(Dataset extract)
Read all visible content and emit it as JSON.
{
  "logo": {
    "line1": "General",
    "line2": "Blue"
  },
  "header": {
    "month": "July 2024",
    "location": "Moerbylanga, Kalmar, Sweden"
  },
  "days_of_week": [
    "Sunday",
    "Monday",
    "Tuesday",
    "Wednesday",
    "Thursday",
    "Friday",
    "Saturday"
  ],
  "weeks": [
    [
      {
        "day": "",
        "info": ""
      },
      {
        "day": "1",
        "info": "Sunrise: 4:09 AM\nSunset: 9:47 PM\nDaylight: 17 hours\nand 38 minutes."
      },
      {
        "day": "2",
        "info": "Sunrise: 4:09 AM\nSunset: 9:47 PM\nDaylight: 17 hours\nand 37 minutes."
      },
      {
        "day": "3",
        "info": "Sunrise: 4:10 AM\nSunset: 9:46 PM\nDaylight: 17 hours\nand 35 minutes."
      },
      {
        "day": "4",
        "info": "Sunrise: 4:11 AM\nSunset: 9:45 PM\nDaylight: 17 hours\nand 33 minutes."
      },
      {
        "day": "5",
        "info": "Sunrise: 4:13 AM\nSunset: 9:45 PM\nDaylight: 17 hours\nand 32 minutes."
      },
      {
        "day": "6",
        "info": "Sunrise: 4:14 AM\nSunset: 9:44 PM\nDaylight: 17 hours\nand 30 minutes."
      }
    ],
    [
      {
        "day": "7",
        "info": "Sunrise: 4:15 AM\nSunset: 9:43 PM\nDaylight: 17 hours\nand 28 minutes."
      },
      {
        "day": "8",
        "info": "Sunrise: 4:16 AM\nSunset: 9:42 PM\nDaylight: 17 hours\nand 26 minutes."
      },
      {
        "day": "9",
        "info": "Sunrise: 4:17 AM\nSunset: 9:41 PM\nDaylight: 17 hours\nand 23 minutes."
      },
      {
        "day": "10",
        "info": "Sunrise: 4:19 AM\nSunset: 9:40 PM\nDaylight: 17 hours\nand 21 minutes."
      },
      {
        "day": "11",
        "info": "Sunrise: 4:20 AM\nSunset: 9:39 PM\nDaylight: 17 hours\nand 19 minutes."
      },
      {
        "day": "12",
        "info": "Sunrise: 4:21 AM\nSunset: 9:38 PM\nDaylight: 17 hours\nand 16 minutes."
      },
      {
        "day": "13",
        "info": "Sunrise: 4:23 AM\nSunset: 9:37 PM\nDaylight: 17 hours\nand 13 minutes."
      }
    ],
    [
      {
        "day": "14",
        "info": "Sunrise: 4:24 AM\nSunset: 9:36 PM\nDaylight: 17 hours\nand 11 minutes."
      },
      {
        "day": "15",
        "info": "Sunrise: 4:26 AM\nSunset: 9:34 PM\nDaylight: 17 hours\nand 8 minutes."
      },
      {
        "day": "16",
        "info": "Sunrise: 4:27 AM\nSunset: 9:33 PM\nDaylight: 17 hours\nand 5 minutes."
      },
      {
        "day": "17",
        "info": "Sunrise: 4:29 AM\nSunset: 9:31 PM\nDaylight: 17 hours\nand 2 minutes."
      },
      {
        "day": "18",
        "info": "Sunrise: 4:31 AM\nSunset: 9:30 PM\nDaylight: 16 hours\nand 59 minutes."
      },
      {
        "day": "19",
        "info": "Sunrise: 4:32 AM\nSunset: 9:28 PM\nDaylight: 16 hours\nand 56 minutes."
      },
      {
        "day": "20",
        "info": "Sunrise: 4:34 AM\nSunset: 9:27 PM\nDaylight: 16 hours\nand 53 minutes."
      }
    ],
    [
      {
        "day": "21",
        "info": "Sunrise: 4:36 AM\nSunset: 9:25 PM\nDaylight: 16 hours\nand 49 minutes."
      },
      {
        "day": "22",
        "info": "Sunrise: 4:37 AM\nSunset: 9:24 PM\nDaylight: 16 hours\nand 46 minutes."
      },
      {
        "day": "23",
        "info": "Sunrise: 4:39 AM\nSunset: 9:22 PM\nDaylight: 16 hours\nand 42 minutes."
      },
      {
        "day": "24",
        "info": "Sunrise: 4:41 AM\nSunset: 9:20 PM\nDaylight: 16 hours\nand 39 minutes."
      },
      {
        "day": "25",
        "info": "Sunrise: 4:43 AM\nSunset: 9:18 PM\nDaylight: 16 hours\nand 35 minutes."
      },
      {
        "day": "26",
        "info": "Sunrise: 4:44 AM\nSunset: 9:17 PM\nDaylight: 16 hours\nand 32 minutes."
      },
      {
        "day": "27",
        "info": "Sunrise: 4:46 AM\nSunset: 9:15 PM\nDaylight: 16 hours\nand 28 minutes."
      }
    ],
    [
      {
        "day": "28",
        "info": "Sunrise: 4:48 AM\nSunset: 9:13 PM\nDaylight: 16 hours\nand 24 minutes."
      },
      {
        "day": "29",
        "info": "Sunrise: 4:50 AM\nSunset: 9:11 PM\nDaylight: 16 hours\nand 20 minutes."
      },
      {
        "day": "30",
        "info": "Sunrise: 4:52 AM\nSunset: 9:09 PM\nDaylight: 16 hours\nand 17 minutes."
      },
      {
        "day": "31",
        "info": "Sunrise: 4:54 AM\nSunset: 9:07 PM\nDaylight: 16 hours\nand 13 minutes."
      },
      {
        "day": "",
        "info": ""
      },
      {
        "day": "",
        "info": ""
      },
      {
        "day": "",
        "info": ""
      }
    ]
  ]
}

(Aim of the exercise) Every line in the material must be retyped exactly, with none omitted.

(Written response)
Read all visible content and emit it as JSON.
{
  "logo": {
    "line1": "General",
    "line2": "Blue"
  },
  "header": {
    "month": "July 2024",
    "location": "Moerbylanga, Kalmar, Sweden"
  },
  "days_of_week": [
    "Sunday",
    "Monday",
    "Tuesday",
    "Wednesday",
    "Thursday",
    "Friday",
    "Saturday"
  ],
  "weeks": [
    [
      {
        "day": "",
        "info": ""
      },
      {
        "day": "1",
        "info": "Sunrise: 4:09 AM\nSunset: 9:47 PM\nDaylight: 17 hours\nand 38 minutes."
      },
      {
        "day": "2",
        "info": "Sunrise: 4:09 AM\nSunset: 9:47 PM\nDaylight: 17 hours\nand 37 minutes."
      },
      {
        "day": "3",
        "info": "Sunrise: 4:10 AM\nSunset: 9:46 PM\nDaylight: 17 hours\nand 35 minutes."
      },
      {
        "day": "4",
        "info": "Sunrise: 4:11 AM\nSunset: 9:45 PM\nDaylight: 17 hours\nand 33 minutes."
      },
      {
        "day": "5",
        "info": "Sunrise: 4:13 AM\nSunset: 9:45 PM\nDaylight: 17 hours\nand 32 minutes."
      },
      {
        "day": "6",
        "info": "Sunrise: 4:14 AM\nSunset: 9:44 PM\nDaylight: 17 hours\nand 30 minutes."
      }
    ],
    [
      {
        "day": "7",
        "info": "Sunrise: 4:15 AM\nSunset: 9:43 PM\nDaylight: 17 hours\nand 28 minutes."
      },
      {
        "day": "8",
        "info": "Sunrise: 4:16 AM\nSunset: 9:42 PM\nDaylight: 17 hours\nand 26 minutes."
      },
      {
        "day": "9",
        "info": "Sunrise: 4:17 AM\nSunset: 9:41 PM\nDaylight: 17 hours\nand 23 minutes."
      },
      {
        "day": "10",
        "info": "Sunrise: 4:19 AM\nSunset: 9:40 PM\nDaylight: 17 hours\nand 21 minutes."
      },
      {
        "day": "11",
        "info": "Sunrise: 4:20 AM\nSunset: 9:39 PM\nDaylight: 17 hours\nand 19 minutes."
      },
      {
        "day": "12",
        "info": "Sunrise: 4:21 AM\nSunset: 9:38 PM\nDaylight: 17 hours\nand 16 minutes."
      },
      {
        "day": "13",
        "info": "Sunrise: 4:23 AM\nSunset: 9:37 PM\nDaylight: 17 hours\nand 13 minutes."
      }
    ],
    [
      {
        "day": "14",
        "info": "Sunrise: 4:24 AM\nSunset: 9:36 PM\nDaylight: 17 hours\nand 11 minutes."
      },
      {
        "day": "15",
        "info": "Sunrise: 4:26 AM\nSunset: 9:34 PM\nDaylight: 17 hours\nand 8 minutes."
      },
      {
        "day": "16",
        "info": "Sunrise: 4:27 AM\nSunset: 9:33 PM\nDaylight: 17 hours\nand 5 minutes."
      },
      {
        "day": "17",
        "info": "Sunrise: 4:29 AM\nSunset: 9:31 PM\nDaylight: 17 hours\nand 2 minutes."
      },
      {
        "day": "18",
        "info": "Sunrise: 4:31 AM\nSunset: 9:30 PM\nDaylight: 16 hours\nand 59 minutes."
      },
      {
        "day": "19",
        "info": "Sunrise: 4:32 AM\nSunset: 9:28 PM\nDaylight: 16 hours\nand 56 minutes."
      },
      {
        "day": "20",
        "info": "Sunrise: 4:34 AM\nSunset: 9:27 PM\nDaylight: 16 hours\nand 53 minutes."
      }
    ],
    [
      {
        "day": "21",
        "info": "Sunrise: 4:36 AM\nSunset: 9:25 PM\nDaylight: 16 hours\nand 49 minutes."
      },
      {
        "day": "22",
        "info": "Sunrise: 4:37 AM\nSunset: 9:24 PM\nDaylight: 16 hours\nand 46 minutes."
      },
      {
        "day": "23",
        "info": "Sunrise: 4:39 AM\nSunset: 9:22 PM\nDaylight: 16 hours\nand 42 minutes."
      },
      {
        "day": "24",
        "info": "Sunrise: 4:41 AM\nSunset: 9:20 PM\nDaylight: 16 hours\nand 39 minutes."
      },
      {
        "day": "25",
        "info": "Sunrise: 4:43 AM\nSunset: 9:18 PM\nDaylight: 16 hours\nand 35 minutes."
      },
      {
        "day": "26",
        "info": "Sunrise: 4:44 AM\nSunset: 9:17 PM\nDaylight: 16 hours\nand 32 minutes."
      },
      {
        "day": "27",
        "info": "Sunrise: 4:46 AM\nSunset: 9:15 PM\nDaylight: 16 hours\nand 28 minutes."
      }
    ],
    [
      {
        "day": "28",
        "info": "Sunrise: 4:48 AM\nSunset: 9:13 PM\nDaylight: 16 hours\nand 24 minutes."
      },
      {
        "day": "29",
        "info": "Sunrise: 4:50 AM\nSunset: 9:11 PM\nDaylight: 16 hours\nand 20 minutes."
      },
      {
        "day": "30",
        "info": "Sunrise: 4:52 AM\nSunset: 9:09 PM\nDaylight: 16 hours\nand 17 minutes."
      },
      {
        "day": "31",
        "info": "Sunrise: 4:54 AM\nSunset: 9:07 PM\nDaylight: 16 hours\nand 13 minutes."
      },
      {
        "day": "",
        "info": ""
      },
      {
        "day": "",
        "info": ""
      },
      {
        "day": "",
        "info": ""
      }
    ]
  ]
}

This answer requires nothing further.